It’s no secret that as a person ages, their body changes. The same is true for vision.


While someone may have perfect 20/20 vision in their early 20s, by the time they hit the big 4-0, they suddenly find themselves needing bifocal lenses to see things clearly.


“The reality is, our eyesight changes once we hit our early 40s, and the need for bifocals or reading glasses inevitably starts to set in,” said Dr. Sarah King. “The lens’ ability to focus on fine detail reduces, resulting in an inability to see clearly at near distances – a normal change called presbyopia.”


According to the American Optometric Association, presbyopia is a vision condition in which the crystalline lens of the eye loses its flexibility, which makes it difficult to focus on close objects. Presbyopia can occur suddenly, but the actual loss of flexibility takes place over a number of years. It is a natural part of the aging process of the eye. It is not a disease, and it cannot be prevented.


King says there are some classic telltale signs that a person might need bifocal lenses. These include:  

TAKE CARE OF YOUR AGING EYES


Other signs to be aware of are when you’re driving, your vision is clear when looking out into the distance, but blurred when glancing down at the speedometer.
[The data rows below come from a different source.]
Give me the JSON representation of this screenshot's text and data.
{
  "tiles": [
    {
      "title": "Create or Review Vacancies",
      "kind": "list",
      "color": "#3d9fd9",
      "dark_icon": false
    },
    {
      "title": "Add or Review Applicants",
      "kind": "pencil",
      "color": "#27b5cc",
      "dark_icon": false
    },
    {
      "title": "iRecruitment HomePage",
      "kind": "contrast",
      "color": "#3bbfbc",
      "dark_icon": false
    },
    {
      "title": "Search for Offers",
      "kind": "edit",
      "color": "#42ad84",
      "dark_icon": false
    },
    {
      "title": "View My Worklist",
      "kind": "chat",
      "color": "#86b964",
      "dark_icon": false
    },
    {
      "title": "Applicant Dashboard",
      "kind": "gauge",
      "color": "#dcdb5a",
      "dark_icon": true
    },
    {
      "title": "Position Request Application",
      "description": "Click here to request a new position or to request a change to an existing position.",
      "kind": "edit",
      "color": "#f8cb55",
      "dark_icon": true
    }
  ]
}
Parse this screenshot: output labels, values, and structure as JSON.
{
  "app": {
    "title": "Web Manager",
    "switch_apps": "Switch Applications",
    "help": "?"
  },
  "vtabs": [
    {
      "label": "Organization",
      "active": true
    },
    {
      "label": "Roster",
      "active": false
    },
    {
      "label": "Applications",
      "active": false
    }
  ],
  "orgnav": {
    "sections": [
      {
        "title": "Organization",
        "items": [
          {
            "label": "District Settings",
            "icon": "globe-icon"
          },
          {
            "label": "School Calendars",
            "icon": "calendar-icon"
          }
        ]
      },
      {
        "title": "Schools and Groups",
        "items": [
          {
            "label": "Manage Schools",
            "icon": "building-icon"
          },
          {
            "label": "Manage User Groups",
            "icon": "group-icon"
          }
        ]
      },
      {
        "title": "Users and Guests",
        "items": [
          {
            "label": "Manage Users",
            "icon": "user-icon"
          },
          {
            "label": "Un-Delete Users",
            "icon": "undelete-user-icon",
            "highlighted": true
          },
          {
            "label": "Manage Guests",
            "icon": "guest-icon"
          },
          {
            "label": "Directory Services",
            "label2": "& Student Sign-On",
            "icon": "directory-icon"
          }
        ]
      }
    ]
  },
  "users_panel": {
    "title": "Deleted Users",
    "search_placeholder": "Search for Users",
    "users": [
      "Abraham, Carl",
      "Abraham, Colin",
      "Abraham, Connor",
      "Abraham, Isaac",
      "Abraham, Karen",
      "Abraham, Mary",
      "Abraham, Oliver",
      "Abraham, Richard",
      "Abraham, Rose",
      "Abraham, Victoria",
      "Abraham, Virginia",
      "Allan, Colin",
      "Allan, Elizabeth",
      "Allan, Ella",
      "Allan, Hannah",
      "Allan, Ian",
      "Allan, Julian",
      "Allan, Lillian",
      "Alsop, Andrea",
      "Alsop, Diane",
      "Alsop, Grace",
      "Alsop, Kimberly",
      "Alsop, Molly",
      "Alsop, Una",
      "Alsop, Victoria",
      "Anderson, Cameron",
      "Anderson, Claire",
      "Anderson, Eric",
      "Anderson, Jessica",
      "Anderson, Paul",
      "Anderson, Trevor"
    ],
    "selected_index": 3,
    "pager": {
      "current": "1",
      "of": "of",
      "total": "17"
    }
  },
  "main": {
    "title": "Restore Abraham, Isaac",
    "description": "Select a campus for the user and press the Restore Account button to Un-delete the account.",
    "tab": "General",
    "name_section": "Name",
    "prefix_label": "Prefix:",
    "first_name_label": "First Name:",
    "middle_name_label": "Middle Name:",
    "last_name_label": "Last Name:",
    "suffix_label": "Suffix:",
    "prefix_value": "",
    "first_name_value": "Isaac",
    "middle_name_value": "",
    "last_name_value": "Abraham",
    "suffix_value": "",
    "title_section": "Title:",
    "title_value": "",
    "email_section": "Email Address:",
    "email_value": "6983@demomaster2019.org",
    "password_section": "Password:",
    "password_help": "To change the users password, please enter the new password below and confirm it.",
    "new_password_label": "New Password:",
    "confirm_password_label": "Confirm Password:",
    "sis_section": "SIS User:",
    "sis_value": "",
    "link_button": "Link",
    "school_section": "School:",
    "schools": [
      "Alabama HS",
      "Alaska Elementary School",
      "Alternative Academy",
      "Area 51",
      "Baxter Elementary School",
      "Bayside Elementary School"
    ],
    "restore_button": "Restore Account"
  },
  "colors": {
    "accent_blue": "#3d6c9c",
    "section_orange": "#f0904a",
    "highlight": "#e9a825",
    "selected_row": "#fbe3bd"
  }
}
The quality of your vision may also change throughout the day.


Once a patient is diagnosed with presbyopia, corrective lenses, bifocals, over-the-counter readers or contact lenses are most commonly prescribed. “There are also surgical procedures, which may be an alternative option,” King said.


For patients worried about the way the lines commonly associated with bifocal lenses look on glasses, King says that should no longer be a concern. “The most common bifocals are progressive addition lenses, also known as no-line bifocals, which give you vision for distance, near and everything in between, versus lined bifocals, which give you clear vision at distance and near.”